about a corporate uniform,' and he said, 'No, no, no...They don't want
overalls.'" Who said overalls? Kemble's employees now sport olive-green
polo shirts (that hide dirt), embroidered with the company's logo (an advertising
opportunity) and khakis. Kemble is on notice to keep a blazer and dress
shoes in his truck. And he's happy now: "Since we do work that is a cut
above, I wanted a look that is a cut above." Not only are new members of
Kemble's crew getting the company's standard-issue image but he's recommending
that firms he consults for pay Mitchell a visit as well.
Mitchell is a makeover artist to the small-business world. She knows

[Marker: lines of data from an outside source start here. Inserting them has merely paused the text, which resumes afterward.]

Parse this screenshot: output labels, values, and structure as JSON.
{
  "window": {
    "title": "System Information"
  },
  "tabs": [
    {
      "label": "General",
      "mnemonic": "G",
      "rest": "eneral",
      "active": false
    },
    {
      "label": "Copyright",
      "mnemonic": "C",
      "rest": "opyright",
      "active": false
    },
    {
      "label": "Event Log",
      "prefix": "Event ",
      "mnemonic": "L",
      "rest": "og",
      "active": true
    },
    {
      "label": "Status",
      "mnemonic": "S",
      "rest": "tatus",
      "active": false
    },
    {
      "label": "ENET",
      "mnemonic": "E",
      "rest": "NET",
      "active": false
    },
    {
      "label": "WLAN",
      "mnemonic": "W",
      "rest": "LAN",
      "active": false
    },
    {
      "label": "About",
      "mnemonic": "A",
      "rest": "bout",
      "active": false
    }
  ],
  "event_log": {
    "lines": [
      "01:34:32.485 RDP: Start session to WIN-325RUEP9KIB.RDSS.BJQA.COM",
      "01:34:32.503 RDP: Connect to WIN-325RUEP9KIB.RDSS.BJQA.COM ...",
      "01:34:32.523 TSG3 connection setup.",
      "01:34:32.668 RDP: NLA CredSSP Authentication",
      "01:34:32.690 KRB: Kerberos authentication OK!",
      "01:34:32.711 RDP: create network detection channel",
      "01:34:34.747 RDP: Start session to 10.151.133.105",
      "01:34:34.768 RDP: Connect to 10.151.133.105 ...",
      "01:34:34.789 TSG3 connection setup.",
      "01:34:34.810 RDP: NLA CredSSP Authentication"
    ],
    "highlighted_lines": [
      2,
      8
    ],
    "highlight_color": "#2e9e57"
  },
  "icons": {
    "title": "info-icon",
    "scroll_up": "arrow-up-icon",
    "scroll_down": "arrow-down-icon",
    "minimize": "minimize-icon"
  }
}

the life -- her three-year-old business, Visual Resume, which has clients
in Boston and Greensboro, only takes in about $100,000 in revenues annually.
Part personal shopper, part marketing specialist, Mitchell, who also gives
seminars on the topic, says her years in the corporate finance departments
of Monsanto, Singer, and Avon give her business credibility. But, she also
has fashion bona fides: For six years, she designed a line of women's lingerie,
a skill she got from her mother, a talented St. Louis dressmaker who cut
clothes without patterns and designed from descriptions. "I learned at
my mother's knee...about fabrics and constructions," Mitchell says.
Image consultants have been around at least since World War II, mainly
serving politicians and Fortune 500 executives, says Diana L. Kilgour,
an image consultant based in Vancouver, B.C., who also advises small-business
owners on the move. Now the explosion of entrepreneurs -- including young
ones making the leap from the T-shirt-and-sneakers world of a startup to
a buttoned-down image that plays well with investors and clients -- provides
new challenges for people like Kilgour and Mitchell.
What can an entrepreneur expect from a Mitchell makeover? Some probing
questions, initially: Do people assume you're much older -- or younger
-- than you are? Do they ignore you in social or business settings? Are
you where you want to be professionally? After that, she asks clients to
wear a favorite outfit so she can gauge their tastes. She can spend weeks
on an overhaul -- depending on the scope. She charges up to $100 an hour
but will work with the client's budget. She has pulled together a new look
in hours. Once she knows what's needed, she'll arrange visits to department
stores and even designers.
So what are the most common mistakes entrepreneurs make? Outmoded styles
and the wrong accessories. Mitchell recalls a young man who showed up for
a consultation in a beautifully tailored suit -- dripping in gold jewelry.
"I looked down, and he had French cuffs with gold cuff links, a thin gold
chain, a chunky gold watch and a ring," Mitchell recounts with some amusement.
She advised him to tone it down a bit.
Developing clients' trust is a delicate process. One woman recently
asked Mitchell for her card after one of her seminars. The woman, who had
seemed disinterested, confessed she was unhappy with her image. Such breakthroughs
are only a first step, says Mitchell. Next she has to "earn the right"
to tell the woman some hard truths about her looks.
Can image consultants make much difference to up-and-coming entrepreneurs?
Leslie Hitch thinks so. Hitch left the tweedy world of college administration
less than a year ago to start a company in Boston advising colleges and
universities on strategic planning. She was in business -- she didn't look
the part though. She enlisted Mitchell's services, but skeptically. "I
wanted to be able to have clothing that would allow me to be both approachable
and authoritative," Hitch says. Mitchell told her to try lower necklines,
jackets with single buttons at the waist, silver jewelry rather than gold,
and lighter fabrics instead of the heavy wools she favored. The ratings:
"One day, you go out, you have the colors and style that are right for
you, and you go into a meeting and five people tell you how terrific you
look. Then you have to say: Hey, this must work," says Hitch. The proof
of the pudding for Hitch: Her clients react much more enthusiastically
to her ideas than they used to.
Of course, an ego boost is one thing. But will an image update pay off
where it counts -- at the bottom line? Consider the alternative. Not paying
attention to your image is sure to cost you in the long run.
By Jeremy Quittner in New York